Tom and the head of HR for a large group shared stories of budgeting for people metrics (i.e. recruitment/retention costs linked to bonus outcome) which received positive response. Many agreed they were in the process of or had already moved to such a system due to their counterparts in other businesses and industries showing positive progress with this methodology.

Considering the bonus and extra compensation employees may receive in our organisations, the conversation moved toward benefits; a key theme being the localisation of benefits to employees. One of the attendees from a hospitality business with wide reach and a diverse portfolio suggested that this was the only way they’d seen engagement from their teams with benefits. More generic solutions, e.g. Perkbox, seemed to be on the way out and a larger focus on unique employee useability was key.

Tom and Cleo had seen real, positive uptake on this with surveys, one way to gain insight. One attendee had a response rate close to 50% after 1 week on an all-employee survey for benefits (which for many was considered a good response). Some of the attendees had already undertaken this process and started relevant and requested benefits with their employees, including cash health plans and boosted employee discounts (some giving management up to 100% off inclusive of friends and family).

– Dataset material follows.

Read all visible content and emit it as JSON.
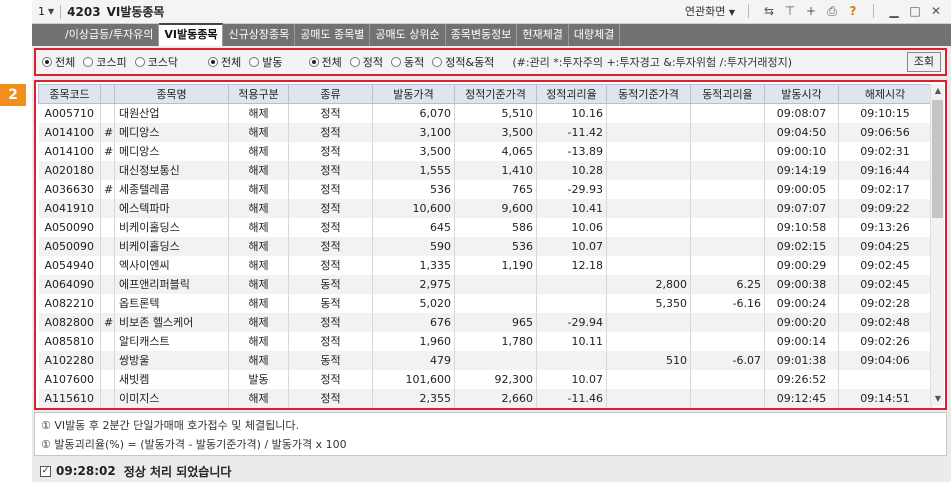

A competitive salary alone is not enough to retain top talent. We recognise that employees want a clear career path and support in reaching their potential. In response we have invested heavily in L&D. Amongst others we have launched 3 new D&D London Diplomas , developed an online appraisal system and trebled the number of training courses and workshops on offer.
— -Carol Cairnes, Head of People, D&D London

Excitingly, there was one attendee who had worked closely with their tech team to develop an internal application where employees could communicate, receive discounts, and earn points for use at their sites. This has dramatically decreased their benefit overall spend and brought employee focus across all departments and locations back to the business and the great food, beverage, and accommodation on offer.
 

Key Takeaways for Hospitality Employers

From this session, it was clear that there is real engagement across the industry on becoming more attractive for potential candidates and more beneficial for current employees. From a wonderful morning of scrumptious breakfast and intriguing deep conversation, there are some serious questions you should be asking yourself to create the reward and benefit element of your employee value proposition:

  • Changes to NLW & Unemployment Statistics:

    • Are your front-line managers aware of these changes and what their response plan will be?

  • Less Generic, More Tailored:

    • Are you considering differentiated offers in reward and/or benefit for customer-facing and kitchen/operational employees which will meet their needs?

    • Have you considered changing your advertising from a standard hourly/salary to a take-home wage?

  • Ownership:

    • Where do your people costs sit?

    • Are your front-line managers truly aware of the cost to their business?

  • Commitment & Cooperation:

    • Have you considered the use of committees or focus groups to understand your employee’s needs and give collective buy-in to actions you take?

 

Our next U.K. Summer Series in coming up on August 2, 2018. Interested in attending? Email nicole.z@harri.com for more details!

 

 

 

 

Sources:

*CIPD, 2017

**ONS, 2018